# [What the exercise asks]
Exactly reproduce the lines from the line that has "Output a JSON" down to the last line of the entries, inclusive.

# [Task material]
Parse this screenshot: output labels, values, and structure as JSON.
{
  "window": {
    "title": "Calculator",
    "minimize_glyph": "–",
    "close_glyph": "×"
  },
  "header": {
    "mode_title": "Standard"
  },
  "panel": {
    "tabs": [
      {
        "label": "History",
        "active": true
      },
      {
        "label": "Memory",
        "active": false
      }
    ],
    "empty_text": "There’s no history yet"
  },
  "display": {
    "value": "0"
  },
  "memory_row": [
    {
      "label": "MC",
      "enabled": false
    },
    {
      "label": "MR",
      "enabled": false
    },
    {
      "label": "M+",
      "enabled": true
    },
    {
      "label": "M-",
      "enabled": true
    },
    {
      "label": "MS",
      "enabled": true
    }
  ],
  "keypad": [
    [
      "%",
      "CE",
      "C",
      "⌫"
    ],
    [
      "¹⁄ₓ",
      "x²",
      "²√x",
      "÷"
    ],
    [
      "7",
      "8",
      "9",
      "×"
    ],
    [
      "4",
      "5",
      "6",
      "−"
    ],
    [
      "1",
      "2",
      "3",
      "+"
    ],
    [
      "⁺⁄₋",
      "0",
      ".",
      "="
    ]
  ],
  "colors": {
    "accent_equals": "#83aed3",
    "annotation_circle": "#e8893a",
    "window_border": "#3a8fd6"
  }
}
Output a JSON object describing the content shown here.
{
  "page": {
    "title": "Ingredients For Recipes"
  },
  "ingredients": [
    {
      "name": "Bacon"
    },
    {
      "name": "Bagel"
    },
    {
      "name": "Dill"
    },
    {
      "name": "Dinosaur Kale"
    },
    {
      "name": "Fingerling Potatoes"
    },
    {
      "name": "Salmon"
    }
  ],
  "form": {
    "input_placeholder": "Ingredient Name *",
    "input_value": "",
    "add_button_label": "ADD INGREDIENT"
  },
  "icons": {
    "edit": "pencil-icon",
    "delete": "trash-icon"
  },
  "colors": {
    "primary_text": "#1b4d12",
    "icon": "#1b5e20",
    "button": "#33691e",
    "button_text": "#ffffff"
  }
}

# [Answer box]
Output a JSON object describing the content shown here.
{
  "page": {
    "title": "Ingredients For Recipes"
  },
  "ingredients": [
    {
      "name": "Bacon"
    },
    {
      "name": "Bagel"
    },
    {
      "name": "Dill"
    },
    {
      "name": "Dinosaur Kale"
    },
    {
      "name": "Fingerling Potatoes"
    },
    {
      "name": "Salmon"
    }
  ],
  "form": {
    "input_placeholder": "Ingredient Name *",
    "input_value": "",
    "add_button_label": "ADD INGREDIENT"
  },
  "icons": {
    "edit": "pencil-icon",
    "delete": "trash-icon"
  },
  "colors": {
    "primary_text": "#1b4d12",
    "icon": "#1b5e20",
    "button": "#33691e",
    "button_text": "#ffffff"
  }
}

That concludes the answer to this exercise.